A mistrial was declared yesterday in the trial of Baltimore police officer, William Porter, who was charged in connection with the death of Freddie Gray. Porter is one of six police officers charged with second-degree assault, involuntary manslaughter, reckless endangerment and misconduct in office.
Gray was a 25-year-old African American man who was stopped by police April 12 because he “fled unprovoked upon noticing police presence,” according to police records. After Gray was stopped by police, video recorded by witnesses shows him being dragged into a van, crying out in pain.
It was reported by police that once in the van Gray repeatedly asked for medical help, but that the paramedics were not called until the end of the ride, by which time he was unresponsive. Gray was pronounced dead a week later after having been in a coma. He had three fractured neck vertabrae.
Porter pleaded not guilty to all the charges, as have the other five officers. It is unclear as of this week if the state will pursue a retrial. Porter’s trial lasted a little over two weeks. There were two days of jury selection and approximately two weeks of testimony. The jury took three days to deliberate on the charges.
Richard Shipley, Freddie Gray’s stepfather, spoke to the press and stated, “the jurors did the best that they could… We are confident there will be another trial with another jury.” Baltimore NAACP President Tessa Hill-Aston remarked, “Even with this verdict, what we do know is that the change has begun. Certainly no suspect will be placed in police wagons without someone being responsible for making sure they are buckled… And the disconnected police culture and those who have benefited from it… has been put on notice that you will be charged for your action and you will be held accountable.”
Billy Murphy, the Gray family’s attorney, stressed that mistrial doesn’t mean the case is closed. “I don’t buy the nonsense that this is somehow a victory for either side. It’s not,” he told the press. “It’s just a bump on the road to justice, and you know, the road to justice has lot of bumps.”
After the verdict was announced Baltimore mayor Stephanie Rawlings-Blake urged for calm in the city in both a press conference following the decision and on her Twitter account. “This is our American system of justice… In the coming days, if some choose to demonstrate peacefully to express their opinion, that is their constitutional right. I urge everyone to remember that collectively, our reaction needs to be one of respect for our neighborhoods, and for the residents and businesses of our city,” she tweeted.
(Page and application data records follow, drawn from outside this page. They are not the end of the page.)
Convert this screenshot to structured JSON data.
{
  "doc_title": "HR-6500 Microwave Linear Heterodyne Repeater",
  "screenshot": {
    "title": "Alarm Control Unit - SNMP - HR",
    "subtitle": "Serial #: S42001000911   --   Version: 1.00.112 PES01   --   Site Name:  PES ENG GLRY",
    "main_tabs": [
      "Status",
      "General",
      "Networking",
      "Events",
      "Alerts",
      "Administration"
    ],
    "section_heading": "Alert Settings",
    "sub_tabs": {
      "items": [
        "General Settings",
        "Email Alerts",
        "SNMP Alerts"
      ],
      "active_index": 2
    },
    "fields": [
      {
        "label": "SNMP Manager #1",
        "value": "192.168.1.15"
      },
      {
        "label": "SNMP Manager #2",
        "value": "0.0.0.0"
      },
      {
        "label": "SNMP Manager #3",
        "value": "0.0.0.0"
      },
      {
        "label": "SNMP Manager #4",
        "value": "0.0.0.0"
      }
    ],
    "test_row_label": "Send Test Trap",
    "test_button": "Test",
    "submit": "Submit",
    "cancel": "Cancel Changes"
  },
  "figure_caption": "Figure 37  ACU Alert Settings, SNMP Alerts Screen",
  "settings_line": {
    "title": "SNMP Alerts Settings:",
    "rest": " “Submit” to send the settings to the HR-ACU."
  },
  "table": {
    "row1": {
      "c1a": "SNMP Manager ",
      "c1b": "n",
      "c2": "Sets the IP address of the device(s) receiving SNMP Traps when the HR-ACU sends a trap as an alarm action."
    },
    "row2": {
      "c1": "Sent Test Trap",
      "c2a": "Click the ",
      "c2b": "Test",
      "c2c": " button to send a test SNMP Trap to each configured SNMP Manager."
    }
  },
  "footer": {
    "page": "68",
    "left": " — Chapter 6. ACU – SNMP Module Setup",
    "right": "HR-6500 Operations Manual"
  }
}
On Monday, two days before the verdict, Blake tweeted that the city had activated its emergency operations center Monday “out of an abundance of caution.”
Although Commissioner Kevin Davis stated at a press conference following the verdict that the city respects the rights of protestors, there were a number of arrests made the night of the mistrial in what was reported to be a generally peaceful night of demonstrations. Baltimore Sun reporter Ken Rector tweeted “Sheriff’s dept comes over, tells me & Sun photog if we shoot pictures of court we’ll be in contempt of court order by admin judge… We said it’s a public street. Deputy says, and I quote, that the judge’s order has now made it a ‘privately public’ area.”
On Thursday, as reported by the Baltimore Sun, a coalition of civil rights, religious, and community leaders met to advise residents to push for significant reform of the Baltimore Police department. Rev. S. Todd Yeary, co-chair of the NAACP asked at the gathering, “What are we going to do about the structural issues that led to the pressure building that ended up being released because of a police encounter?” An organizer with the Baltimore group, West Baltimore, Ray Kelly, stated, “Somehow we must continue to channel this outrage.”
The Baltimore Police Department is currently undergoing a civil rights investigation by the U.S Department of Justice. All six officers charged have been suspended. Porter remains suspended without pay.
Photo: Jose Luis Magana/AP